The carving is mentioned briefly in Beckensall’s (1999) introductory study, with little comment. But of note here is not only the curious linear feature running between two cup-and-rings, but the position of the stone in the landscape. For if you sit either upon or next to this carving, you are looking east straight across the gorgeous Fewston valley directly at the prominent wooded hill of Sword Point.
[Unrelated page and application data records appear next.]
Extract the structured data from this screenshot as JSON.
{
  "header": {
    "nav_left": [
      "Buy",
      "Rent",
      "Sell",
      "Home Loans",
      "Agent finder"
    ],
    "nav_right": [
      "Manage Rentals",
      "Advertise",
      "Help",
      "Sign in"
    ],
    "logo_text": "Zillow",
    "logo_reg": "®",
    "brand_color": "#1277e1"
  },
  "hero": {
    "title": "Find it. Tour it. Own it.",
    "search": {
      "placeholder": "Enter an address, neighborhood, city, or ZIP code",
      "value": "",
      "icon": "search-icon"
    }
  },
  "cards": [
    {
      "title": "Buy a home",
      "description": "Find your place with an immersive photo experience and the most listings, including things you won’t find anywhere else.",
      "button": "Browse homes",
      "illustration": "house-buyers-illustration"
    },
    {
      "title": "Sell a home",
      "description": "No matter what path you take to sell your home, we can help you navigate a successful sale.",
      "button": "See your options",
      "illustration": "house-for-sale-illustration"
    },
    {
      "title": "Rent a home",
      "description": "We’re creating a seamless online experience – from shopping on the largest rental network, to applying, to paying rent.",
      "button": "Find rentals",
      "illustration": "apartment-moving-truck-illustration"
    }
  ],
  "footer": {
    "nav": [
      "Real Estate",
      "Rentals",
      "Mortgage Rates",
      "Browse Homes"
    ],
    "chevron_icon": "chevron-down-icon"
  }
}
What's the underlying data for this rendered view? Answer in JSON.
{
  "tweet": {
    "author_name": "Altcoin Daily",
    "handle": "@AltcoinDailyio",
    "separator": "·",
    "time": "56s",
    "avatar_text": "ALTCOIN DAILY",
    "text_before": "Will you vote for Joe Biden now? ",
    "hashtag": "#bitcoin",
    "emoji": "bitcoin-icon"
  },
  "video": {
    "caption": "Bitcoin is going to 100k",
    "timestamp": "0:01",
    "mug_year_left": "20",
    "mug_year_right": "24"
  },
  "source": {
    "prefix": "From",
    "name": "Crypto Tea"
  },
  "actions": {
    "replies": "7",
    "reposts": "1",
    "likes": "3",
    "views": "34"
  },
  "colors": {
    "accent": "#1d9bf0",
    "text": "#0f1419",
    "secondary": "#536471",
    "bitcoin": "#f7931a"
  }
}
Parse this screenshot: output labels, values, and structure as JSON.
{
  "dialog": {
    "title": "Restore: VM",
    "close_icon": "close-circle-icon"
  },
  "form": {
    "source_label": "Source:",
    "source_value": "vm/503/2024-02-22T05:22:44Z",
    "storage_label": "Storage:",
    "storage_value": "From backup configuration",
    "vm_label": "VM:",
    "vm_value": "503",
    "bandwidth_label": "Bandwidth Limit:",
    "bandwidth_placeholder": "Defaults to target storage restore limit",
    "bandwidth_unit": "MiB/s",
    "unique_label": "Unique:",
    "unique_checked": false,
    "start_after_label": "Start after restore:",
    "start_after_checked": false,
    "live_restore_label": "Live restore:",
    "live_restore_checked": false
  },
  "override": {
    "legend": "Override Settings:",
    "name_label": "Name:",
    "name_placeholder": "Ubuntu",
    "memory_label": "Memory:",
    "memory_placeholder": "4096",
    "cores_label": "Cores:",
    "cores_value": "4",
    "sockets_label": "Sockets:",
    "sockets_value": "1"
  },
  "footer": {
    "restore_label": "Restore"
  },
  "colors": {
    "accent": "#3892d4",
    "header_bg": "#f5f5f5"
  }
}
As it slopes down into the present-day greenery of fields and scattered woods, the Wharfe Valley spreads out to the distant east and, as the sun rises and scatters its rays onto the wet morning stone here, the design on the rock awakens with much greater visual lucidity than that which our daytime eyes bestow to us. In all likelihood, sunrise was an important element in whatever mythic function underscored this curious carving, with its human-like figure rising on its southern side, emerging from the edge of the rock, personifying perhaps the rising solar disc and the living landscape as the daylight breath awoke Earth’s creatures; or maybe it signifies a symbolic group of people gathered together watching the sunrise…
Of course, I’m dreaming…
- Barnett, T. & Sharpe, K. (eds.), Carving a Future for British Rock Art, Oxbow: Oxford 2010.
- Beckensall, Stan, British Prehistoric Rock Art, Tempus: Stroud 1999.
- Boughey, Keith, “The Role of the Amateur in the Study of UK Prehistoric Cup-and-Ring Art,” in Barnett & Sharpe, Oxford 2010.
- Boughey, Keith & Vickerman, E.A., Prehistoric Rock Art of the West Riding, WYAS: Leeds 2003.
- Chappell, Graeme, “North Yorkshire Rock Art – New Discoveries,” in Northern Earth, no.62, 1995.
- Michell, John, The Earth Spirit, Thames & Hudson: London 1975.
- Reeder, Phil, “Snowden Carr Rock Carvings,” in Northern Earth Mysteries, no.40, 1990.
- Wilson, Rob, “Pateley Bridge Gathering,” in Northern Earth Mysteries, 40, 1990.
© Paul Bennett, The Northern Antiquarian